They were also interested in our annual Tango Ball which over the last eight years has raised around £25,000 for charitable causes in Argentina. For example for FUSAVI, which provides life-changing surgery for people with sight problems.

But it seems it was the story of an English "tourist" who - quite literally - crossed paths with an Argentine dancer on the streets of Buenos Aires, that really captured their imagination.

You can read the whole story, by clicking here.

It's been a busy year so far for Tango Movement in the media.

In March, videos of us and our students performing were selected by Italian's second largest TV channel - RA1 - who were doing a feature on tango. We had no particular link to the feature but felt incredibly flattered that they had chosen our performance videos!

And in January our story was featured ipaper, the online version of the Independent newspaper.

There are a few classic signs that you’re addicted to tango.

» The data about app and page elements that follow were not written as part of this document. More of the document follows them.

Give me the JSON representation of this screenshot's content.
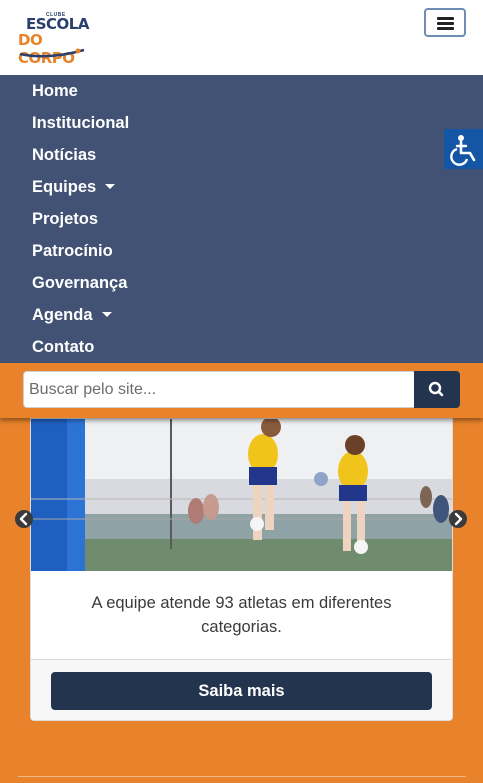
{
  "header": {
    "logo": {
      "small": "CLUBE",
      "line1": "ESCOLA",
      "line2": "DO CORPO"
    },
    "menu_toggle_icon": "hamburger-icon"
  },
  "nav": {
    "items": [
      {
        "label": "Home",
        "dropdown": false
      },
      {
        "label": "Institucional",
        "dropdown": false
      },
      {
        "label": "Notícias",
        "dropdown": false
      },
      {
        "label": "Equipes",
        "dropdown": true
      },
      {
        "label": "Projetos",
        "dropdown": false
      },
      {
        "label": "Patrocínio",
        "dropdown": false
      },
      {
        "label": "Governança",
        "dropdown": false
      },
      {
        "label": "Agenda",
        "dropdown": true
      },
      {
        "label": "Contato",
        "dropdown": false
      }
    ]
  },
  "accessibility": {
    "icon": "wheelchair-accessibility-icon"
  },
  "search": {
    "placeholder": "Buscar pelo site...",
    "value": "",
    "icon": "search-icon"
  },
  "carousel": {
    "prev_icon": "chevron-left-icon",
    "next_icon": "chevron-right-icon",
    "card": {
      "image": "volleyball-players-photo",
      "text": "A equipe atende 93 atletas em diferentes categorias.",
      "button_label": "Saiba mais"
    }
  },
  "colors": {
    "brand_orange": "#e8832b",
    "nav_blue": "#415274",
    "dark_navy": "#23344f",
    "accessibility_blue": "#1455a6"
  }
}
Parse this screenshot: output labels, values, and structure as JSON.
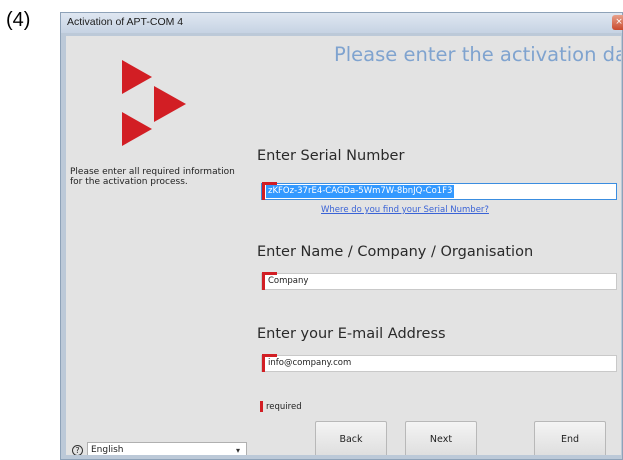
{
  "page": {
    "step_label": "(4)"
  },
  "window": {
    "title": "Activation of APT-COM 4",
    "close_glyph": "×"
  },
  "header": {
    "text": "Please enter the activation data"
  },
  "sidebar": {
    "info_text": "Please enter all required information for the activation process."
  },
  "serial": {
    "label": "Enter Serial Number",
    "value": "zKFOz-37rE4-CAGDa-5Wm7W-8bnJQ-Co1F3",
    "help_link": "Where do you find your Serial Number?"
  },
  "name": {
    "label": "Enter Name / Company / Organisation",
    "value": "Company"
  },
  "email": {
    "label": "Enter your E-mail Address",
    "value": "info@company.com"
  },
  "required": {
    "text": "required"
  },
  "buttons": {
    "back": "Back",
    "next": "Next",
    "end": "End"
  },
  "language": {
    "help_glyph": "?",
    "selected": "English",
    "caret": "▾"
  },
  "colors": {
    "accent_red": "#d21e24",
    "header_blue": "#7fa3cf",
    "link_blue": "#3a63d6",
    "selection_blue": "#3399ff"
  },
  "icons": {
    "logo": "red-triangles-logo",
    "help": "help-icon",
    "close": "close-icon",
    "dropdown": "chevron-down-icon"
  }
}
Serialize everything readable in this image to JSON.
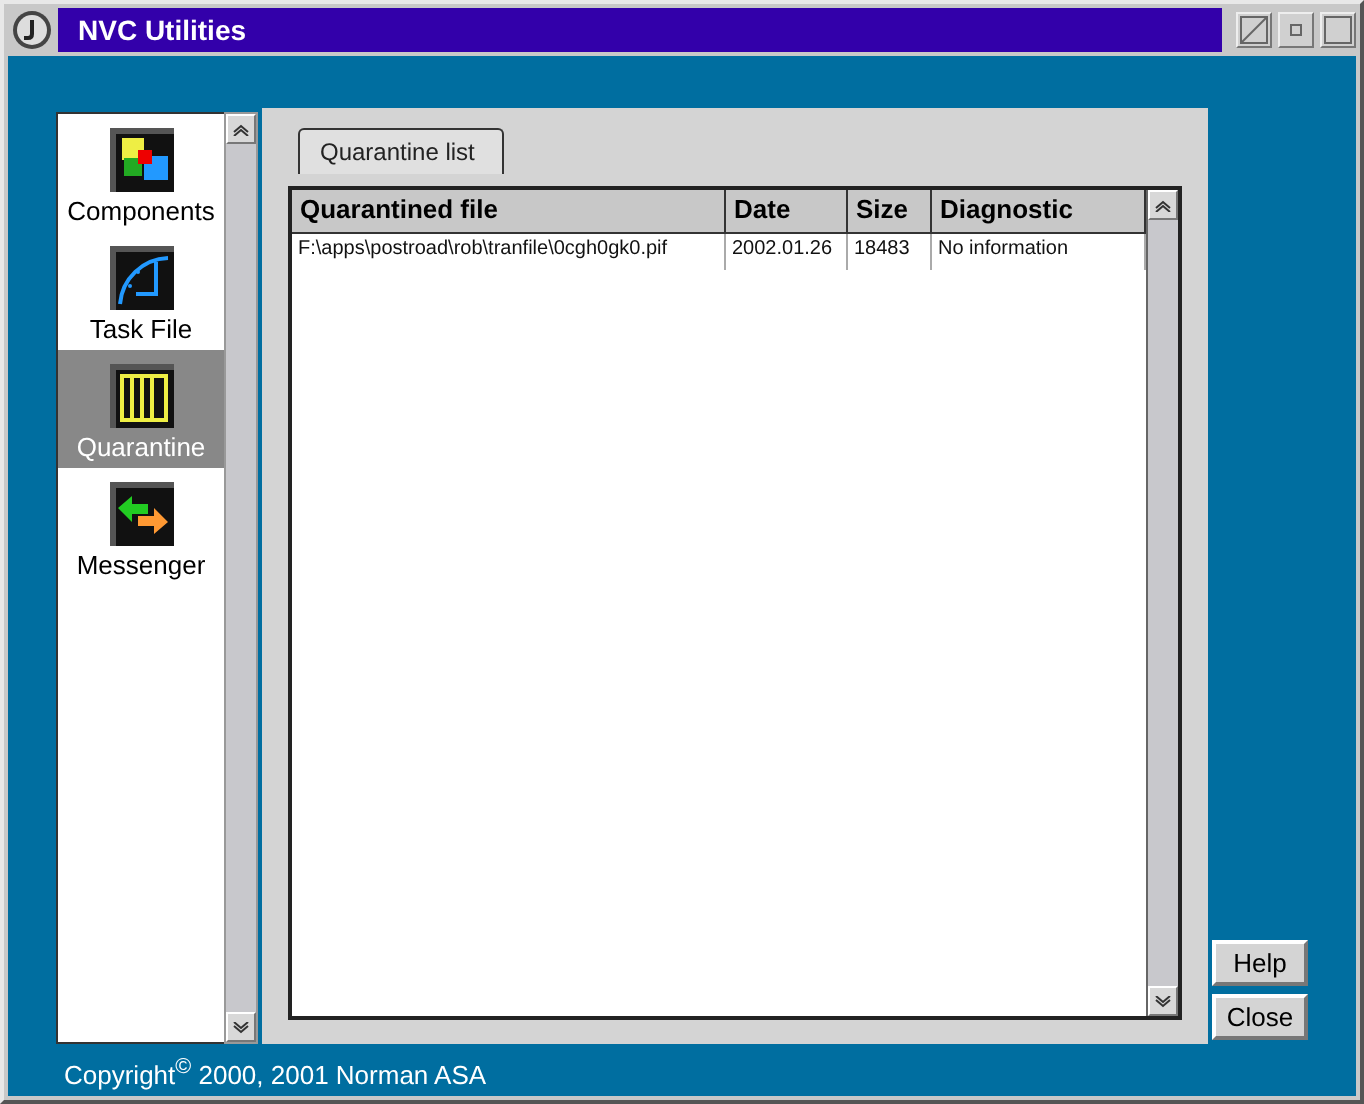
{
  "window": {
    "title": "NVC Utilities"
  },
  "sidebar": {
    "items": [
      {
        "label": "Components",
        "kind": "components",
        "selected": false
      },
      {
        "label": "Task File",
        "kind": "taskfile",
        "selected": false
      },
      {
        "label": "Quarantine",
        "kind": "quarantine",
        "selected": true
      },
      {
        "label": "Messenger",
        "kind": "messenger",
        "selected": false
      }
    ]
  },
  "tabs": [
    {
      "label": "Quarantine list",
      "selected": true
    }
  ],
  "table": {
    "columns": [
      "Quarantined file",
      "Date",
      "Size",
      "Diagnostic"
    ],
    "rows": [
      [
        "F:\\apps\\postroad\\rob\\tranfile\\0cgh0gk0.pif",
        "2002.01.26",
        "18483",
        "No information"
      ]
    ]
  },
  "buttons": [
    "Help",
    "Close"
  ],
  "footer": "Copyright$^{©}$ 2000, 2001 Norman ASA"
}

When the other day a new student told me - a few months after starting tango - that he was looking for a new flat with more space to dance in, I couldn’t help but chuckle.

I knew then that he was well and truly part of our crazy worldwide club of tango junkies.

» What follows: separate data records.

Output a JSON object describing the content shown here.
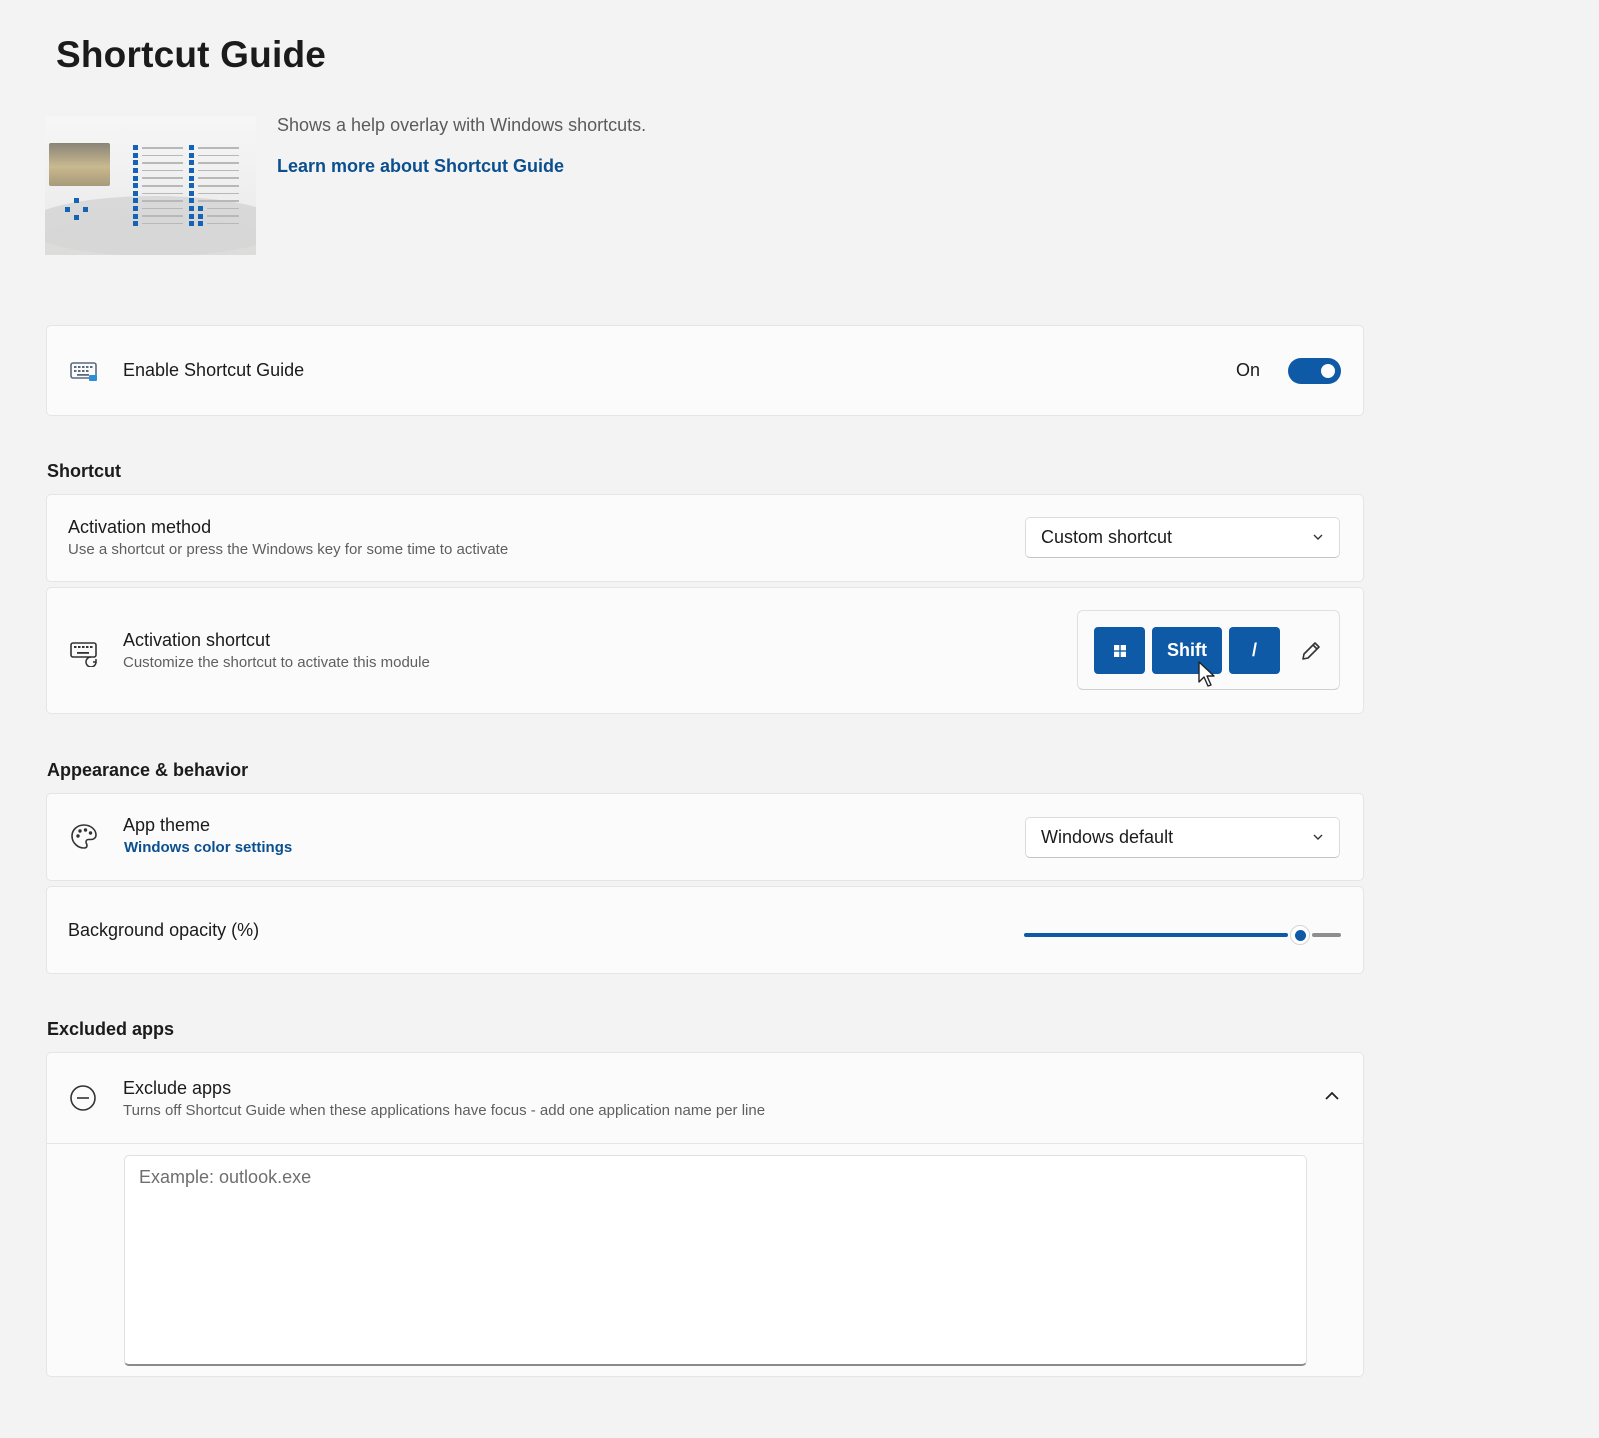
{
  "page": {
    "title": "Shortcut Guide"
  },
  "hero": {
    "description": "Shows a help overlay with Windows shortcuts.",
    "link_label": "Learn more about Shortcut Guide"
  },
  "enable": {
    "title": "Enable Shortcut Guide",
    "toggle_state": "On",
    "toggle_on": true,
    "icon": "keyboard-overlay-icon"
  },
  "sections": {
    "shortcut": "Shortcut",
    "appearance": "Appearance & behavior",
    "excluded": "Excluded apps"
  },
  "activation_method": {
    "title": "Activation method",
    "subtitle": "Use a shortcut or press the Windows key for some time to activate",
    "selected": "Custom shortcut",
    "icon": "chevron-down-icon"
  },
  "activation_shortcut": {
    "title": "Activation shortcut",
    "subtitle": "Customize the shortcut to activate this module",
    "keys": [
      "win",
      "Shift",
      "/"
    ],
    "icon": "keyboard-icon",
    "edit_icon": "pencil-icon"
  },
  "app_theme": {
    "title": "App theme",
    "link_label": "Windows color settings",
    "selected": "Windows default",
    "icon": "palette-icon"
  },
  "opacity": {
    "title": "Background opacity (%)",
    "value_fraction": 0.87
  },
  "exclude_apps": {
    "title": "Exclude apps",
    "subtitle": "Turns off Shortcut Guide when these applications have focus - add one application name per line",
    "placeholder": "Example: outlook.exe",
    "value": "",
    "icon": "minus-circle-icon",
    "expand_icon": "chevron-up-icon"
  },
  "colors": {
    "accent": "#0e5aa7",
    "link": "#0b4f8f",
    "background": "#f3f3f3",
    "card": "#fbfbfb"
  }
}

Another tell tell sign? Grabbing absolutely any opportunity you can to practice your tango.

No matter when, no matter where. You look left, you look right. No one around? Quick, time to just trace out that little *lapiz* you learnt in tango class last week.

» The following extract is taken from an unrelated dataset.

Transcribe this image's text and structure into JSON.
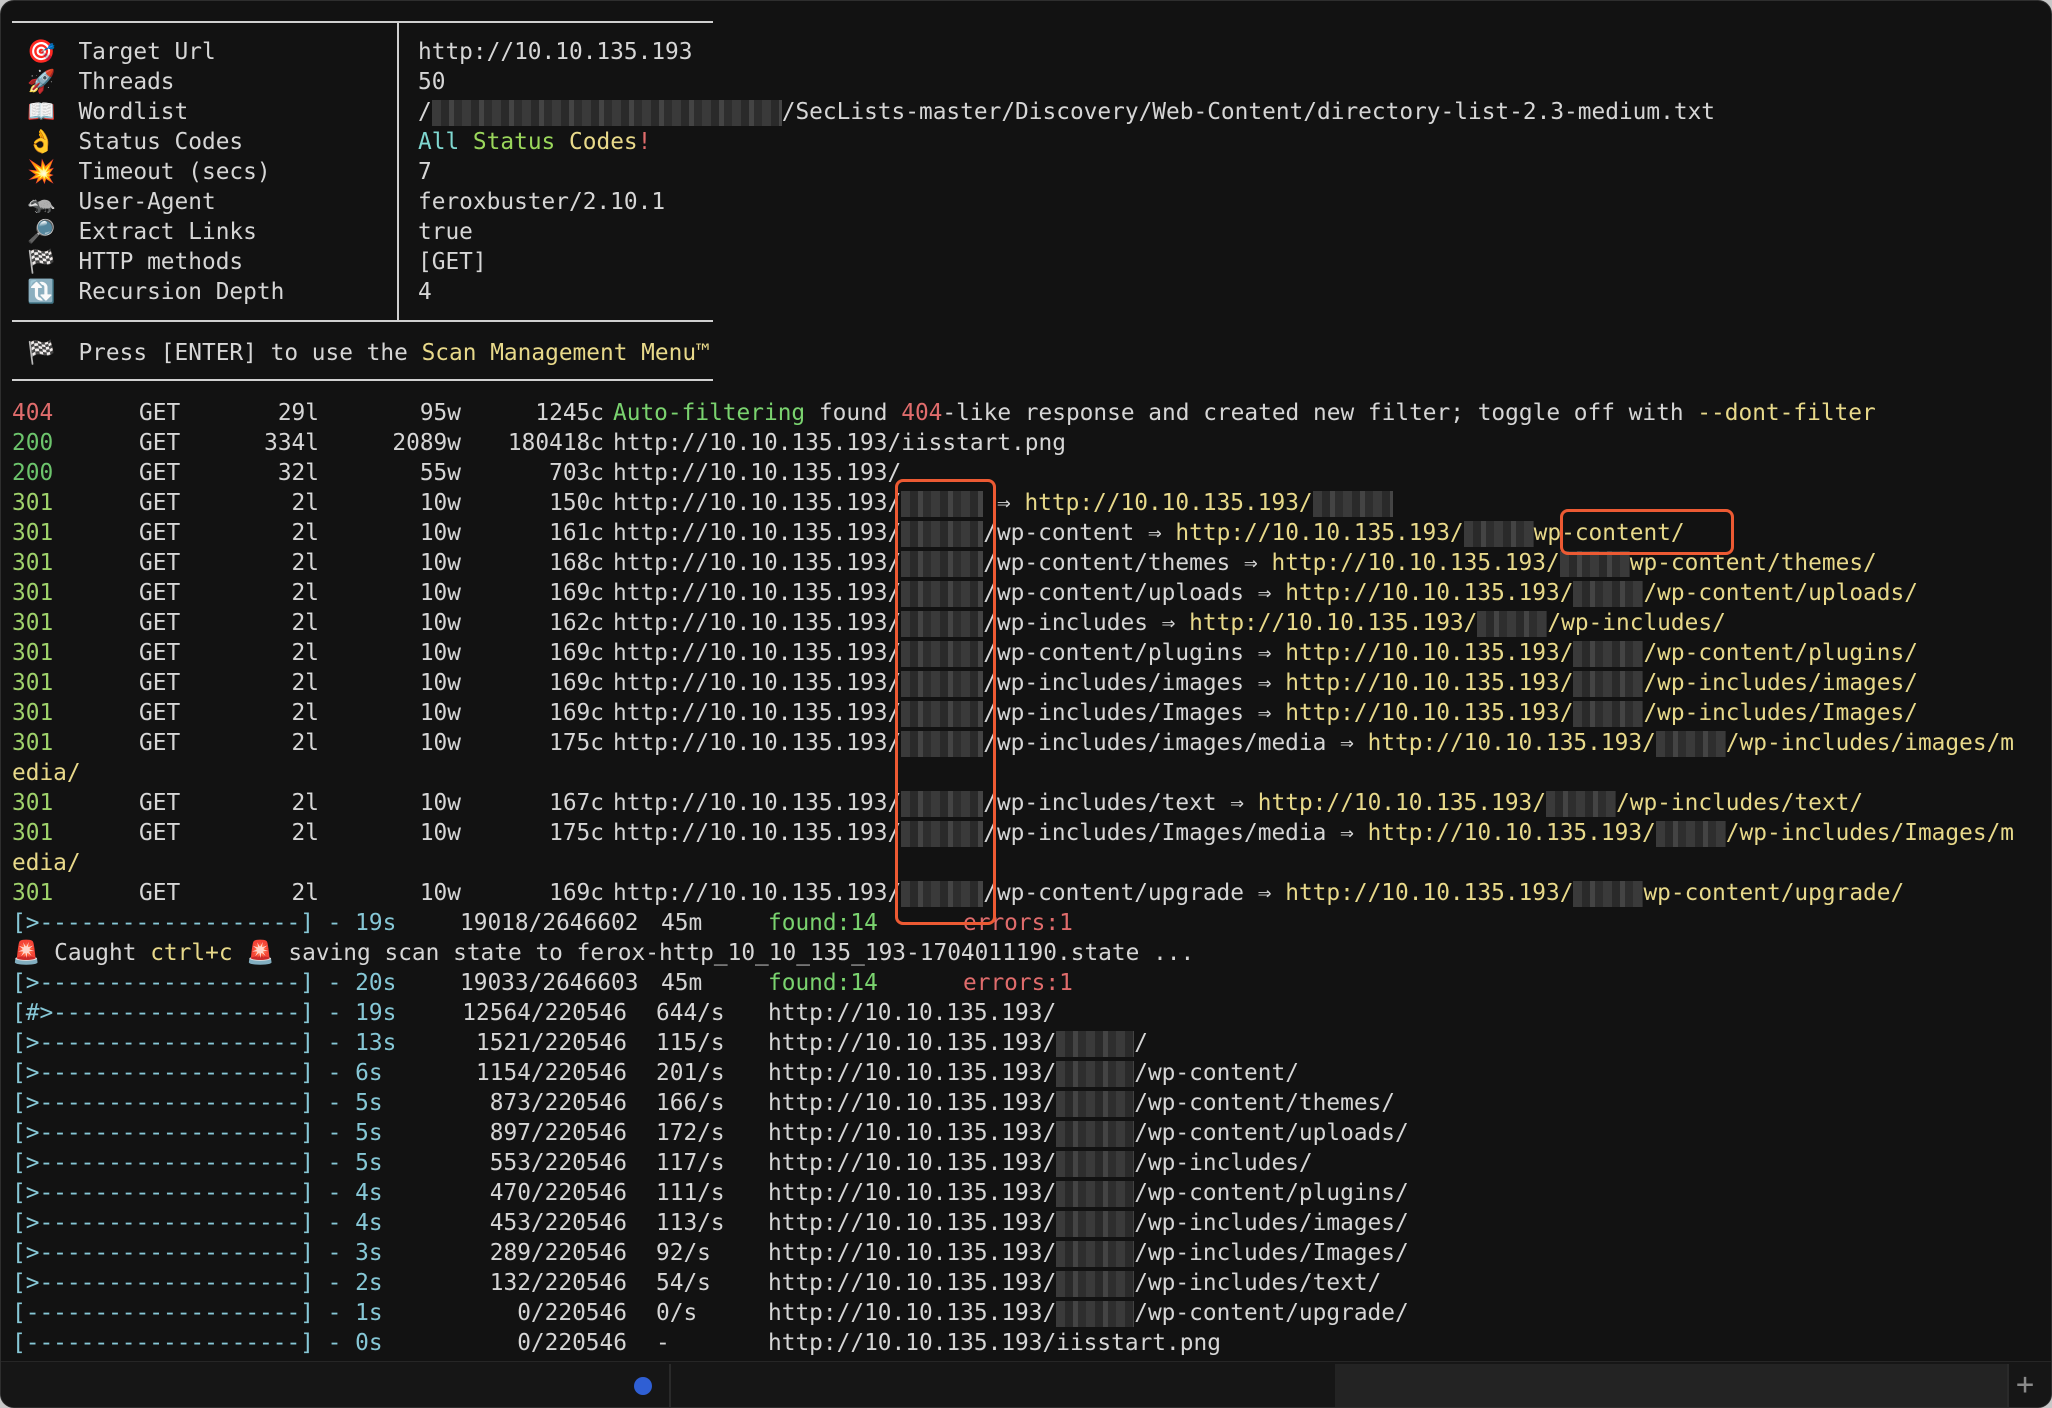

We are the Ikea generation. Experts at finding inventive ways to create more space.

You discover that the kitchen counter provides the ideal support to practice your ochos … provided of course your hand doesn’t accidentally switch the hob on!

A flight of stairs doubles up as the perfect apparatus to stretch out your calf muscles after a long night in the milonga.

And why stare into space when you’re waiting for the microwave to ping? It’s a total waste of valuable practice time!

Picture me then just the other night at our venue in Soho making my way up to our first floor dance studio.

That night I had put my tango shoes on in the changing rooms before going up to class. And I decided to take the lift rather than the stairs.

Socialising After Tango Class

Even on the lower ground floor I could hear the lovely sounds of tango emanating from the studio, where my partner was setting up for our class.

And there I was standing in a lift. In tango shoes. With tango music. How was I not going to practice some *rulos*?

But there was a snag. The lift was made of glass.

A man in sports gear, climbing the stairs turned and stared. And for a few moments, I was at a total loss as to why.

Then it hit me. A grown woman. Dancing. In pink stilettos. And a matching pink fur coat (a complete coincidence, by the way). I guess that is not something "non-tango people" see every day.

But it didn’t end there.

He kept pace with my lift as he climbed the stairwell. As we together reached each new level, my rulos became just a touch more flamboyant and began to lift of the floor. His eyes widened.

Well, you didn't really expect me to stop and let such a golden opportunity to practice slip through my fingers? Plus, it was kind of fun to have an audience! ;)

If you've been dancing even a short time, you'll probably have a funny tango anecdote. Please share it with us in the comments section below!

Page 1 of 35